TASK MATERIAL:
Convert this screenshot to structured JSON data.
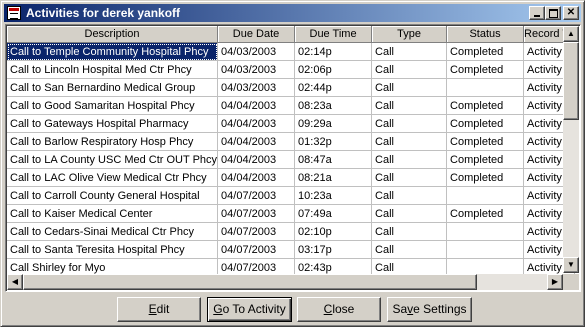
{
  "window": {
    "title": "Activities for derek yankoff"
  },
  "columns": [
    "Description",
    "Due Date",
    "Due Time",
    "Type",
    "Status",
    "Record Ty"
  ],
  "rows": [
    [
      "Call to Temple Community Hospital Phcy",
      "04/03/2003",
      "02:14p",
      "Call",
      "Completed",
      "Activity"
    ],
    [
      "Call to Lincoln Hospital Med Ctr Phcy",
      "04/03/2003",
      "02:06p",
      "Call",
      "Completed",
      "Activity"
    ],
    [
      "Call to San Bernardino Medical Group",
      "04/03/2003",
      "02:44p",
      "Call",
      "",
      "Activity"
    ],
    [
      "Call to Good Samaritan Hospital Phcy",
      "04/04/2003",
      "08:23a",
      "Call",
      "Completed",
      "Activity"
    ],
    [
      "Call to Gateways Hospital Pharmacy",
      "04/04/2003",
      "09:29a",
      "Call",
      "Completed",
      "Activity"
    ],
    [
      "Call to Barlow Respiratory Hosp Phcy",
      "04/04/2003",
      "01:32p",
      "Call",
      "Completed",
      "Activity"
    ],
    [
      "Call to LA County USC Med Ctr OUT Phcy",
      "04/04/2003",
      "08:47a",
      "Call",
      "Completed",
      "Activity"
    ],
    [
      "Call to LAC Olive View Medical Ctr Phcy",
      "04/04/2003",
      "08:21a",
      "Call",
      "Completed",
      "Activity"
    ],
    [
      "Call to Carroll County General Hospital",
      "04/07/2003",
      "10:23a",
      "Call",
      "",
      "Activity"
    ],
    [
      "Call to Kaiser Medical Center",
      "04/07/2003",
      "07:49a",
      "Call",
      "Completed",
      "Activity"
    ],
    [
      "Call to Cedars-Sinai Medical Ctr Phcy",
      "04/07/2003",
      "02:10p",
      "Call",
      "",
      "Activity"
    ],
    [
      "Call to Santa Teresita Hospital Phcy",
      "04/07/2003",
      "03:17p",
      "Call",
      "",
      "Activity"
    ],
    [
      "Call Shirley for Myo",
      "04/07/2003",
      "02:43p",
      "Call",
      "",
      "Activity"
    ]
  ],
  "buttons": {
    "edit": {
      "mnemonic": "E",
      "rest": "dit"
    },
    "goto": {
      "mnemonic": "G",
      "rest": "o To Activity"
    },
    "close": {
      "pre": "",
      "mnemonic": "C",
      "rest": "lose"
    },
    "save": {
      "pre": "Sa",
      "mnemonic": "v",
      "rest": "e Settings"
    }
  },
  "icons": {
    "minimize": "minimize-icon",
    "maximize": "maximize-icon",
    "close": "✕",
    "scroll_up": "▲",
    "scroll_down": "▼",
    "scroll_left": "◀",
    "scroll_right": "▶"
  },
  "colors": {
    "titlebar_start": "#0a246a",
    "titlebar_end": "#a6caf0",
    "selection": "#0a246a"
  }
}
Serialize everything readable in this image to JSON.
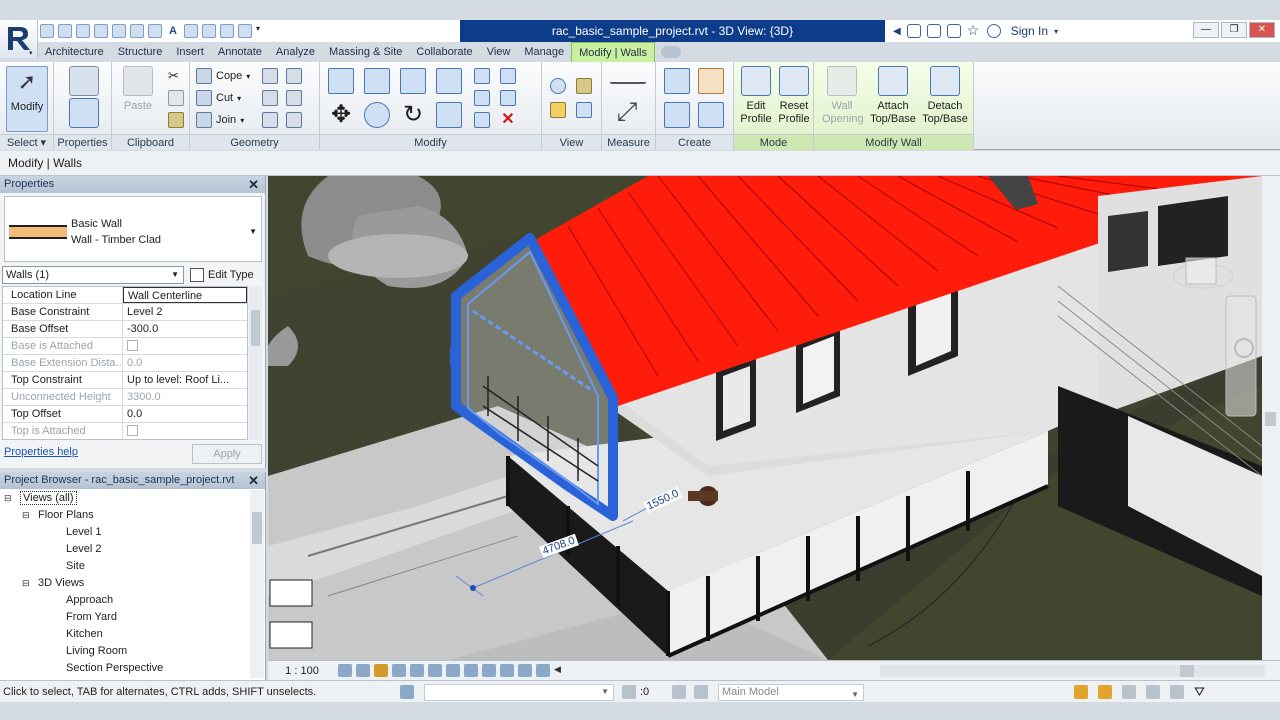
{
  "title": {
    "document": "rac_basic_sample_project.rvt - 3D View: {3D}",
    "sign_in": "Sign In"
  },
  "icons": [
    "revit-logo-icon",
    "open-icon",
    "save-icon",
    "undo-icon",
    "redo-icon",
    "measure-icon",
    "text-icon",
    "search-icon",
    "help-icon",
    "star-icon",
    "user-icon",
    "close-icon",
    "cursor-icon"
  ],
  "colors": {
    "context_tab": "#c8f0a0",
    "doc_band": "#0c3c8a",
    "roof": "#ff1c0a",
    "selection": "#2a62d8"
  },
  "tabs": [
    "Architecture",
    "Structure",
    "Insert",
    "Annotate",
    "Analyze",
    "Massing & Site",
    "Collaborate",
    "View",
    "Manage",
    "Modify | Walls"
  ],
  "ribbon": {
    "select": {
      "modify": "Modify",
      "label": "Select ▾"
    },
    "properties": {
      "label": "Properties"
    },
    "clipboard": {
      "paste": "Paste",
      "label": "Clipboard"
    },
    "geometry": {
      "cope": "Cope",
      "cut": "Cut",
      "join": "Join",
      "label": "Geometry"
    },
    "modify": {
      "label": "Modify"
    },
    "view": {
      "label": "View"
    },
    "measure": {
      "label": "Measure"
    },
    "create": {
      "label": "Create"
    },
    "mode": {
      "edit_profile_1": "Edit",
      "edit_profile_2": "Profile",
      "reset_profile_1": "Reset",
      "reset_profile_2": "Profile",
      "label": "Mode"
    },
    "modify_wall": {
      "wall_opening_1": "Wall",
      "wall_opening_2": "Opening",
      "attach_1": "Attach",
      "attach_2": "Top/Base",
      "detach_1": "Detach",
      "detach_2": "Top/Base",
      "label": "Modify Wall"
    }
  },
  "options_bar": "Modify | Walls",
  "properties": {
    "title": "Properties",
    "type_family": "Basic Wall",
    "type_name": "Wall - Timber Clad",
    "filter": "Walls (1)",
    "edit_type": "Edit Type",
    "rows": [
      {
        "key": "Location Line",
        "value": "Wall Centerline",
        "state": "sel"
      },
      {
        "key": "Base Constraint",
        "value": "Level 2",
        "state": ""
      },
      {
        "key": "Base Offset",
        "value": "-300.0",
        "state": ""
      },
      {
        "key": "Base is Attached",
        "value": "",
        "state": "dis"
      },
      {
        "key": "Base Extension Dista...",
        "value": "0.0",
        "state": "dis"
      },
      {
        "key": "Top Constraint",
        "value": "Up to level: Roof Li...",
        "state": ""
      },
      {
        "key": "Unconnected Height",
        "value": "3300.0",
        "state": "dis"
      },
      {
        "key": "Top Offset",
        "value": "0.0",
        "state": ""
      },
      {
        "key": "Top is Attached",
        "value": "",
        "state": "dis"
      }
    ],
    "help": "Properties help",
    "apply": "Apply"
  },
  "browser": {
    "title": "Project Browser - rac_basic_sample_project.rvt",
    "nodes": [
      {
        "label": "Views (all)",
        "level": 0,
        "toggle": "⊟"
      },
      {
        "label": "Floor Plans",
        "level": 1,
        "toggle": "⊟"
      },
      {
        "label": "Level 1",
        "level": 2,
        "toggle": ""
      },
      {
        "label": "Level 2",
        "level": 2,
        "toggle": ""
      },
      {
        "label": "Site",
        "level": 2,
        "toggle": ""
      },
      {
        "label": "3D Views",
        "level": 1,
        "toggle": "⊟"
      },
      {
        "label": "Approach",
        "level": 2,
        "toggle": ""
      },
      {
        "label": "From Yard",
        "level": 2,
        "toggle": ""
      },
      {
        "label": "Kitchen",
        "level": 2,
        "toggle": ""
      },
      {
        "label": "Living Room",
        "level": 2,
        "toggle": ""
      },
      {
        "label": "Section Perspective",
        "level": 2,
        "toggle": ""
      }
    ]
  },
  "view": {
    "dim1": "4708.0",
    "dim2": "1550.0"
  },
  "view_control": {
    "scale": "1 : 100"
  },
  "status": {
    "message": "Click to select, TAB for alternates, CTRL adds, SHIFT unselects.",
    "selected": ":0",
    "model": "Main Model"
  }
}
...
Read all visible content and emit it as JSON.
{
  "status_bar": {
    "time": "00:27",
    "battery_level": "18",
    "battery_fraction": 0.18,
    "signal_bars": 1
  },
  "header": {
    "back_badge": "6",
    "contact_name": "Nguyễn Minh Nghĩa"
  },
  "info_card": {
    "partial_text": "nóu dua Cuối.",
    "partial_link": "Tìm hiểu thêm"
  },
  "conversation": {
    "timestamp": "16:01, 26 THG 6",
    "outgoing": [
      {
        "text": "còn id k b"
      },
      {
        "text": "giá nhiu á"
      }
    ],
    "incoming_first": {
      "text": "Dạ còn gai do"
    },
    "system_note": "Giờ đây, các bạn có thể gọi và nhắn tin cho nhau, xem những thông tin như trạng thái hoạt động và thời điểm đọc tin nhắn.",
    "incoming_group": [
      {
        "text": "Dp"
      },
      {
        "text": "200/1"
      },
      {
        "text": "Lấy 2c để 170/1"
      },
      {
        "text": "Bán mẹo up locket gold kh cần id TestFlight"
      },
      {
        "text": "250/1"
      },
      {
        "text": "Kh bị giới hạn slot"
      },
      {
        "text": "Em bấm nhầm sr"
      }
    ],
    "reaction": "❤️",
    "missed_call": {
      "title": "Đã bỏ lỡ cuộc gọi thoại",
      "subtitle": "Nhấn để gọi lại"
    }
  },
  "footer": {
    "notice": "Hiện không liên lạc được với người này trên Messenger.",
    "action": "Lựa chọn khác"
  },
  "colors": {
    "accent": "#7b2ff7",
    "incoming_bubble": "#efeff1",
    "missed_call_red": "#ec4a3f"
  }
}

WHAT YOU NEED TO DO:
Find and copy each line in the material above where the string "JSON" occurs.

EXERCISE RESPONSE:
Convert this screenshot to structured JSON data.
Serialize everything readable in this image to JSON.
Read all visible content and emit it as JSON.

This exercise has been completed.